-- Data follows --
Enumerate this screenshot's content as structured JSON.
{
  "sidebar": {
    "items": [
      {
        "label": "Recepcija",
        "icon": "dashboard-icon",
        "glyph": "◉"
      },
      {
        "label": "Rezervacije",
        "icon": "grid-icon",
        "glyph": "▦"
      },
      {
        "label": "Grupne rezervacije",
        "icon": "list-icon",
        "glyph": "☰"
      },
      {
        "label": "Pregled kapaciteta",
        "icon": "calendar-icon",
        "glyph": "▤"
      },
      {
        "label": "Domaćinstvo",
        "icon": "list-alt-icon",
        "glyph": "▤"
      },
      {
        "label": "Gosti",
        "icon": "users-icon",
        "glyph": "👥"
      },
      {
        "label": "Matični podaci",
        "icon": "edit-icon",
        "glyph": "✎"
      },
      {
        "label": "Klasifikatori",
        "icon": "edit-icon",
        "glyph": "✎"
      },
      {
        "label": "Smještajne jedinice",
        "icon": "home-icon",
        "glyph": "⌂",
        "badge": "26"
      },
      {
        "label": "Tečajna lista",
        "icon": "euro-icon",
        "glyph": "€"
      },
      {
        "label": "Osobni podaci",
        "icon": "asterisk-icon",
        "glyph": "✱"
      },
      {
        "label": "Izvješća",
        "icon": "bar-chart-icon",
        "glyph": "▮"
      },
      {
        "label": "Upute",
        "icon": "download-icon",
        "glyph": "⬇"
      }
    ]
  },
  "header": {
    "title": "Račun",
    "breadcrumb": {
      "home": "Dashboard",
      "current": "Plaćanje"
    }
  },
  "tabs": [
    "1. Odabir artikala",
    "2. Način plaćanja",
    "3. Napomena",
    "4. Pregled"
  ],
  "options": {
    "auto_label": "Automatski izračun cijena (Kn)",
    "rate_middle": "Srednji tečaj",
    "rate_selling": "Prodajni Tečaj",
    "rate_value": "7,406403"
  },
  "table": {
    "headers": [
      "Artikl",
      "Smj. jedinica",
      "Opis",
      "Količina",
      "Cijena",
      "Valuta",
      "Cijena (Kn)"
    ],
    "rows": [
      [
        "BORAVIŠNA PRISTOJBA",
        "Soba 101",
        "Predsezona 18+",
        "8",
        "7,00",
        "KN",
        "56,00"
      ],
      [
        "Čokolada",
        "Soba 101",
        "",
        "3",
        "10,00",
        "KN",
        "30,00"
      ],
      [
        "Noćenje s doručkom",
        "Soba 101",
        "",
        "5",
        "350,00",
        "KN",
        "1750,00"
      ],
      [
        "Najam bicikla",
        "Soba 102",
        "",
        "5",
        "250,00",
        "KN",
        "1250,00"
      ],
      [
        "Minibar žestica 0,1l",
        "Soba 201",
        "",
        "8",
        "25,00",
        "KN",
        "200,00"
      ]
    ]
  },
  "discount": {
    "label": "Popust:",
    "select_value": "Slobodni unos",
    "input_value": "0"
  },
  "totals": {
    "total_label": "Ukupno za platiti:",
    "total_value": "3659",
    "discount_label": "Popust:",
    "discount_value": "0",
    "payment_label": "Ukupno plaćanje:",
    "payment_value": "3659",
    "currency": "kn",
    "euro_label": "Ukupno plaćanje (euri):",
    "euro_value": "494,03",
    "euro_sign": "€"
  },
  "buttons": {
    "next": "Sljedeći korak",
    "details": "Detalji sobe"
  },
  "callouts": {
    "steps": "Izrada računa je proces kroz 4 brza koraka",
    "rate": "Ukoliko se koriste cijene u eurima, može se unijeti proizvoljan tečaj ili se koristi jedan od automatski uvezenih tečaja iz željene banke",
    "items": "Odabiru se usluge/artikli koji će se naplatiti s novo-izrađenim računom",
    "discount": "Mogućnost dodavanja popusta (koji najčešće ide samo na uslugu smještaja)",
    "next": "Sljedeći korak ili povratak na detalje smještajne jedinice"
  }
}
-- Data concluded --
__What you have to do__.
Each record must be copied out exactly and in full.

__The completed task__.
Enumerate this screenshot's content as structured JSON.
{
  "sidebar": {
    "items": [
      {
        "label": "Recepcija",
        "icon": "dashboard-icon",
        "glyph": "◉"
      },
      {
        "label": "Rezervacije",
        "icon": "grid-icon",
        "glyph": "▦"
      },
      {
        "label": "Grupne rezervacije",
        "icon": "list-icon",
        "glyph": "☰"
      },
      {
        "label": "Pregled kapaciteta",
        "icon": "calendar-icon",
        "glyph": "▤"
      },
      {
        "label": "Domaćinstvo",
        "icon": "list-alt-icon",
        "glyph": "▤"
      },
      {
        "label": "Gosti",
        "icon": "users-icon",
        "glyph": "👥"
      },
      {
        "label": "Matični podaci",
        "icon": "edit-icon",
        "glyph": "✎"
      },
      {
        "label": "Klasifikatori",
        "icon": "edit-icon",
        "glyph": "✎"
      },
      {
        "label": "Smještajne jedinice",
        "icon": "home-icon",
        "glyph": "⌂",
        "badge": "26"
      },
      {
        "label": "Tečajna lista",
        "icon": "euro-icon",
        "glyph": "€"
      },
      {
        "label": "Osobni podaci",
        "icon": "asterisk-icon",
        "glyph": "✱"
      },
      {
        "label": "Izvješća",
        "icon": "bar-chart-icon",
        "glyph": "▮"
      },
      {
        "label": "Upute",
        "icon": "download-icon",
        "glyph": "⬇"
      }
    ]
  },
  "header": {
    "title": "Račun",
    "breadcrumb": {
      "home": "Dashboard",
      "current": "Plaćanje"
    }
  },
  "tabs": [
    "1. Odabir artikala",
    "2. Način plaćanja",
    "3. Napomena",
    "4. Pregled"
  ],
  "options": {
    "auto_label": "Automatski izračun cijena (Kn)",
    "rate_middle": "Srednji tečaj",
    "rate_selling": "Prodajni Tečaj",
    "rate_value": "7,406403"
  },
  "table": {
    "headers": [
      "Artikl",
      "Smj. jedinica",
      "Opis",
      "Količina",
      "Cijena",
      "Valuta",
      "Cijena (Kn)"
    ],
    "rows": [
      [
        "BORAVIŠNA PRISTOJBA",
        "Soba 101",
        "Predsezona 18+",
        "8",
        "7,00",
        "KN",
        "56,00"
      ],
      [
        "Čokolada",
        "Soba 101",
        "",
        "3",
        "10,00",
        "KN",
        "30,00"
      ],
      [
        "Noćenje s doručkom",
        "Soba 101",
        "",
        "5",
        "350,00",
        "KN",
        "1750,00"
      ],
      [
        "Najam bicikla",
        "Soba 102",
        "",
        "5",
        "250,00",
        "KN",
        "1250,00"
      ],
      [
        "Minibar žestica 0,1l",
        "Soba 201",
        "",
        "8",
        "25,00",
        "KN",
        "200,00"
      ]
    ]
  },
  "discount": {
    "label": "Popust:",
    "select_value": "Slobodni unos",
    "input_value": "0"
  },
  "totals": {
    "total_label": "Ukupno za platiti:",
    "total_value": "3659",
    "discount_label": "Popust:",
    "discount_value": "0",
    "payment_label": "Ukupno plaćanje:",
    "payment_value": "3659",
    "currency": "kn",
    "euro_label": "Ukupno plaćanje (euri):",
    "euro_value": "494,03",
    "euro_sign": "€"
  },
  "buttons": {
    "next": "Sljedeći korak",
    "details": "Detalji sobe"
  },
  "callouts": {
    "steps": "Izrada računa je proces kroz 4 brza koraka",
    "rate": "Ukoliko se koriste cijene u eurima, može se unijeti proizvoljan tečaj ili se koristi jedan od automatski uvezenih tečaja iz željene banke",
    "items": "Odabiru se usluge/artikli koji će se naplatiti s novo-izrađenim računom",
    "discount": "Mogućnost dodavanja popusta (koji najčešće ide samo na uslugu smještaja)",
    "next": "Sljedeći korak ili povratak na detalje smještajne jedinice"
  }
}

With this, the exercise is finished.